At a recent Family Camp experience with twenty other young Jewish families, I noticed something that had changed from the previous year's gathering. iPads. This year, they were everywhere. You might think that it was the adults using Apple's slick tablets to read books, check email, or play Angry Birds. But it was actually the youngest of participants who were using the iPad, which could be the most expensive toy for the under 5 demographic.
I’m not a big celebrity watcher, but I wanted to let you all know that I did, in fact, hear that American-Israeli Jewish actress Natalie Portman (nee Hershlag) is engaged. And that her intended, French dancer Benjamin Millepied, is, according to bloggers far more in the know than I, probably not a Member of the Tribe.
So there you have it, another Jewish celeb (and a day school grad to boot) coming over to the dark side.
The more I blog, the thicker my skin gets. Overtime, I've learned to prepare myself before reading the comment section at the bottom of my posts. With great inventions, we have to take the bad with the good. It's been wonderful that newspapers and magazines make their articles available to us on the Web, but it also means that individuals can post outrageous, defaming, and insulting comments underneath each article -- opinions that would never be published in a print edition.
When I first logged on to Facebook in 2004 none of my real life friends had accounts yet. At that stage in the social networking site's development, a Facebook account was only for university students (or at least anyone with a university email account). I was working at a campus Hillel and my .edu email address gave me access to Facebook so I could interface with the Jewish students on campus.
My list of the Best Jewish Apps of 2010 here at The Jewish Week has generated a lot of attention. The list of thirty-three apps for the iPhone, iPad and Android phones has been reposted on several blogs around the Web.

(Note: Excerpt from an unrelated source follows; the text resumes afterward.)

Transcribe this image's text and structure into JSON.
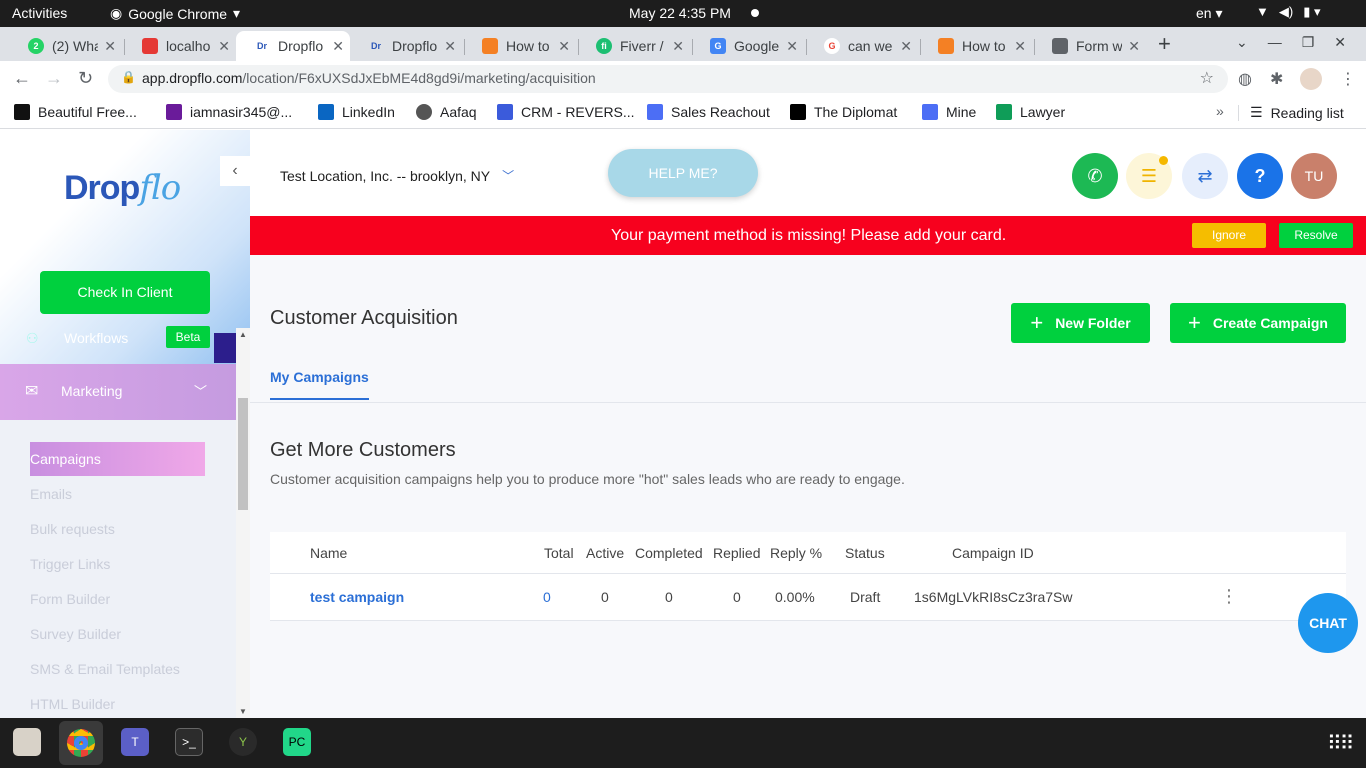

Just like the return of the clothing fashion styles of yesteryear, many things on the Web tend to make a comeback too. It seems like every few years the same hoaxes, urban legends, videos, jokes and funny photos get recycled around Cyberspace.
I noticed that this is the case with a photo of ham -- yes, ham! Through Facebook, hundreds of users are recirculating the photo of the boneless spiral ham on sale at a store with the sign "Delicious for Chanukah."
Chabad Lubavitch has always been out in front when it comes to using the Internet for publicity. Back in the 90's, Chabad took full advantage of the virtual communities on America Online (AOL) and then launched some of the most impressive websites once everyone migrated to the Web. For years, Chabad has been a strong force in Cyberspace with "Ask the Rabbi" websites, online distance learning, and viral videos.